Exploitation through last minute and opaque scheduling in the modelling industry
Recently, the rampant exploitation of fashion models has finally drawn public attention. Following the #metoo campaign, fashion models also shared their experiences on social media using the hashtag #myjobshouldnotcontainabuse. Despite this, there has been limited academic research on labour exploitation in the fashion industry and how such exploitation is made possible. Although there has been academic work identifying several ethical issues concerning the job of a fashion model, most research was geared towards either, theorizing how the modelling industry belongs to a ‘cultural economy’ characterized by specific mechanisms of valuation, or investigating how fashion models experience their aesthetic labour. This study, on the other hand, aims to unpack how organizing the ‘daily schedule’ in a last-minute-manner enters as a powerful managerial technique that allows for systematic exploitation. The ‘daily schedule’ is the main contact a fashion model has with their agents (i.e. gatekeepers). It is typically sent by email each night to inform the model of what they have on the next working day.

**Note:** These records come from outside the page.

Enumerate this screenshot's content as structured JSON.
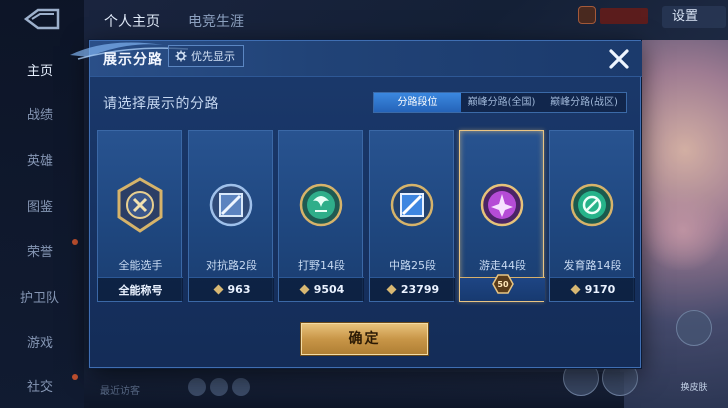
{
  "background": {
    "top_tabs": [
      "个人主页",
      "电竞生涯"
    ],
    "side_nav": [
      "主页",
      "战绩",
      "英雄",
      "图鉴",
      "荣誉",
      "护卫队",
      "游戏",
      "社交"
    ],
    "settings": "设置",
    "bottom_hint": "最近访客",
    "bottom_right_label": "换皮肤"
  },
  "modal": {
    "title": "展示分路",
    "priority_button": "优先显示",
    "prompt": "请选择展示的分路",
    "segments": [
      "分路段位",
      "巅峰分路(全国)",
      "巅峰分路(战区)"
    ],
    "active_segment": 0,
    "cards": [
      {
        "name": "全能选手",
        "stat": "全能称号",
        "emblem": "all-round",
        "color": "#d6b36a",
        "selected": false
      },
      {
        "name": "对抗路2段",
        "stat": "963",
        "emblem": "clash-lane",
        "color": "#8fb6e6",
        "selected": false
      },
      {
        "name": "打野14段",
        "stat": "9504",
        "emblem": "jungle",
        "color": "#2fae8a",
        "selected": false
      },
      {
        "name": "中路25段",
        "stat": "23799",
        "emblem": "mid-lane",
        "color": "#3e86e0",
        "selected": false
      },
      {
        "name": "游走44段",
        "stat": "50",
        "emblem": "roam",
        "color": "#b54cd6",
        "selected": true
      },
      {
        "name": "发育路14段",
        "stat": "9170",
        "emblem": "farm-lane",
        "color": "#26b38a",
        "selected": false
      }
    ],
    "confirm_button": "确定"
  }
}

This research contributes to three areas of research. First, it speaks to classical labour theory concerned with how the organization of workers’ time is a managerial technique that can potentially harm employees’ autonomy. Second, it contributes to work on cultural production, as it looks at how labour and time are organized in the creative industry while taking into account field specific dynamics. Third, this research contributes to the expanding body of literature concerned with the ever-growing informal sector, and last-minute, opaque scheduling that is typical in the gig-economy.

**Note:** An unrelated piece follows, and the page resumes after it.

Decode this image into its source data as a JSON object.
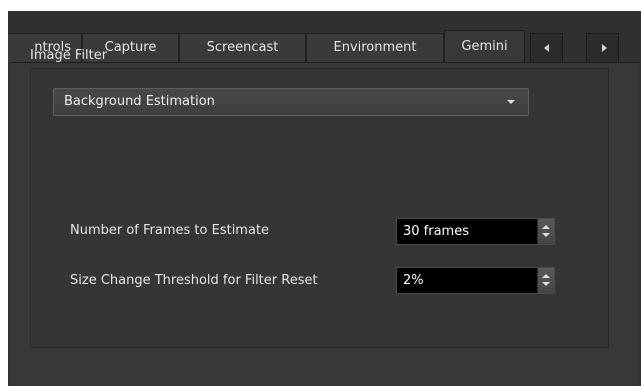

This qualitative study draws on 26 semi-structured interviews with male and female models. Throughout this research four different types of exploitation are identified: time, financial, bodily and sexual exploitation. This study demonstrates how these four types of exploitations are, for a large part, facilitated by a last-minute scheduling system. This managerial technique decreases the autonomy of the worker by systematically withholding necessary information and obstructing future planning. Similar to how scientific management (i.e. Taylorism) was not only introduced as a way to boost efficiency but simultaneously served as a means to take away control from workers and minimize the possibility of resistance (as was argued by Harry Braverman), automated last minute scheduling systems (e.g. Cdsglobal) which are employed by fashion agencies, also limit the autonomy of models. The findings indicate that for all participants it appeared difficult to resist this type of scheduling without risking consequences to their career. However, a comparative analysis revealed that some models are in a better position to mitigate these risks, or are more able to risk their modelling careers than others, due to factors such as, field position, tenure, age, education, networks, gender and citizenship.